* YOUR TASK
The answer must be an exact copy of the lines from the one with "Parse this screenshot: output" to the last line of the entries below, both included, and must contain no pictures.

* RECORDS PROVIDED
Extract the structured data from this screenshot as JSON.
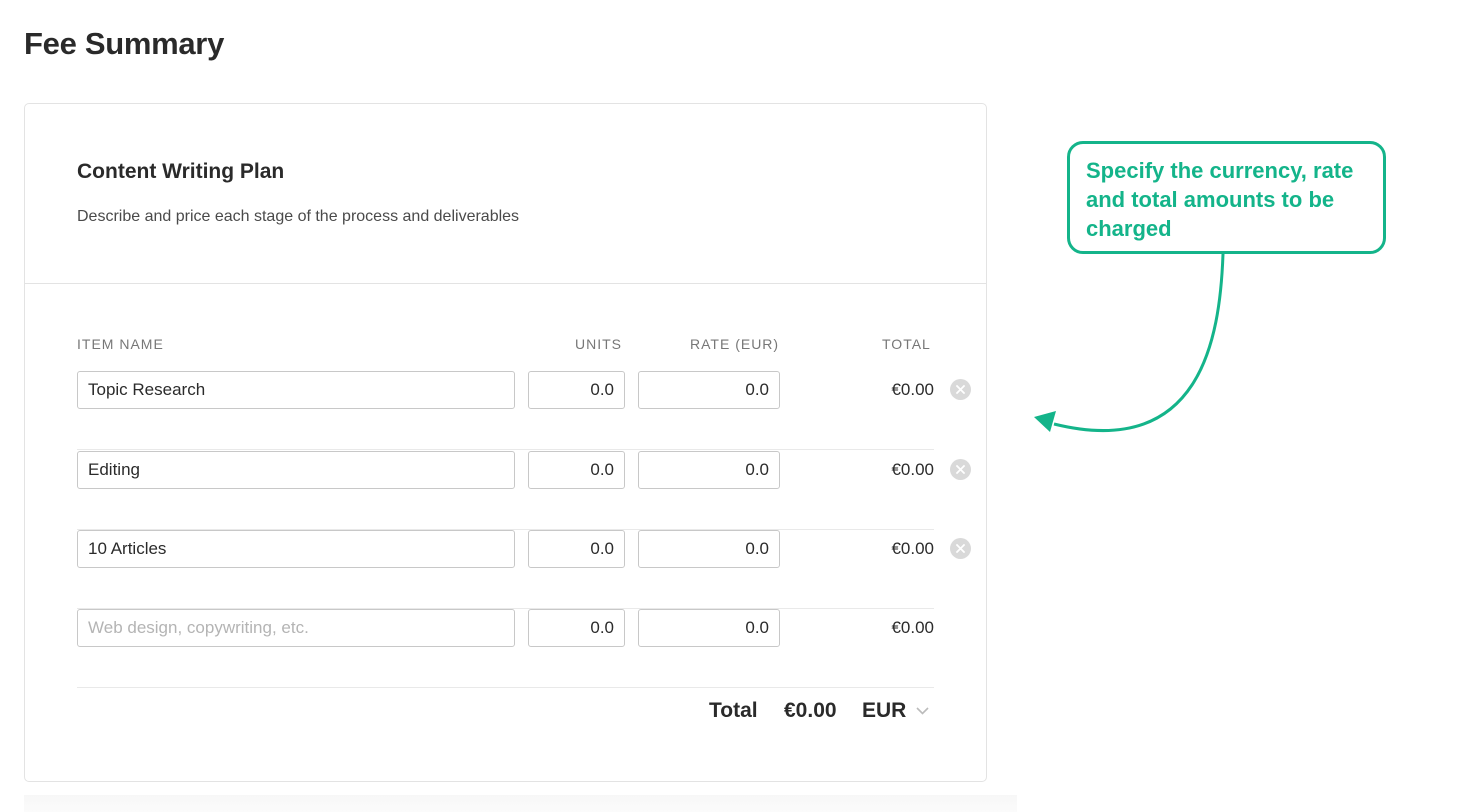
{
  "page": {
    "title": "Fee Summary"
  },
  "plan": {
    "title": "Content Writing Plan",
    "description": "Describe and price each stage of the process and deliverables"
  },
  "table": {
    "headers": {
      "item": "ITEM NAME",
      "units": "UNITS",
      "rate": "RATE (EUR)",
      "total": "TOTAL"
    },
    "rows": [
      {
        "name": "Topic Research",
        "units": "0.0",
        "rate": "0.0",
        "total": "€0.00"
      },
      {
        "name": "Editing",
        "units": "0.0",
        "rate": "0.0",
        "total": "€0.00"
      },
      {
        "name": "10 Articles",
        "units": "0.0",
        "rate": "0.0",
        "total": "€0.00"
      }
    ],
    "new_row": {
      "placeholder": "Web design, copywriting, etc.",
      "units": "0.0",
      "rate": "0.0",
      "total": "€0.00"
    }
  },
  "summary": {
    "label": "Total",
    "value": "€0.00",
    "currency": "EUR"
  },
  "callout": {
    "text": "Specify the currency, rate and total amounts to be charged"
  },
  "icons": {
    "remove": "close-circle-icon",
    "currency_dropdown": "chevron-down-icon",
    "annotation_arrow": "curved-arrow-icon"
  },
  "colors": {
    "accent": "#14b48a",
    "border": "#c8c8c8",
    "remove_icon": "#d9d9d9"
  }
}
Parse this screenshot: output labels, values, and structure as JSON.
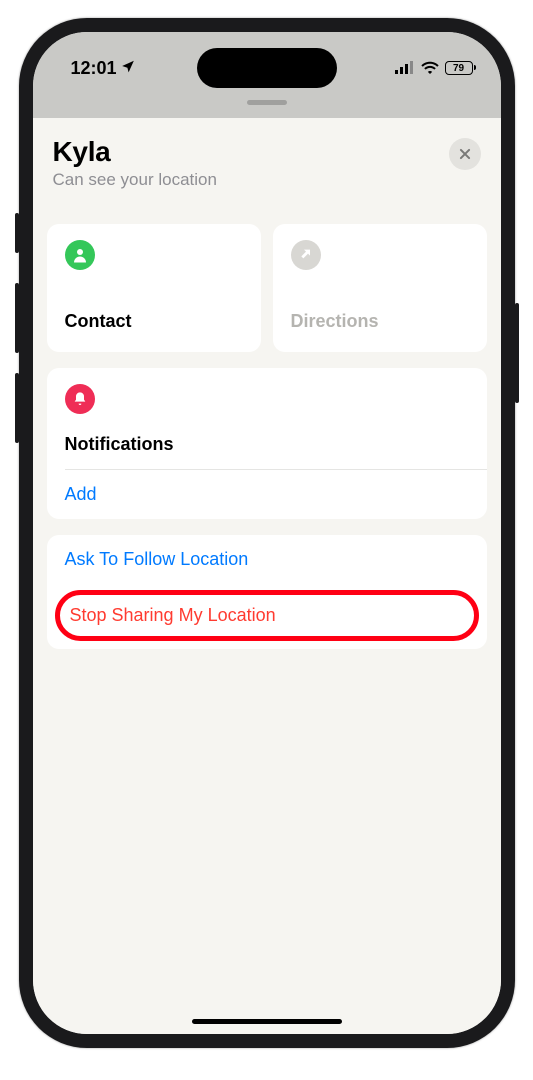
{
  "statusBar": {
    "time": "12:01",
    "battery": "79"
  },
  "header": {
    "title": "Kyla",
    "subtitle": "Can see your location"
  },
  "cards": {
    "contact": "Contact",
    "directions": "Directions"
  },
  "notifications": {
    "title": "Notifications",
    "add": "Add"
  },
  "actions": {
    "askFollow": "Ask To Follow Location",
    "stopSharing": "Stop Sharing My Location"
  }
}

* RESULT OF THIS EXERCISE
Parse this screenshot: output labels, values, and structure as JSON.
{
  "statusBar": {
    "time": "12:01",
    "battery": "79"
  },
  "header": {
    "title": "Kyla",
    "subtitle": "Can see your location"
  },
  "cards": {
    "contact": "Contact",
    "directions": "Directions"
  },
  "notifications": {
    "title": "Notifications",
    "add": "Add"
  },
  "actions": {
    "askFollow": "Ask To Follow Location",
    "stopSharing": "Stop Sharing My Location"
  }
}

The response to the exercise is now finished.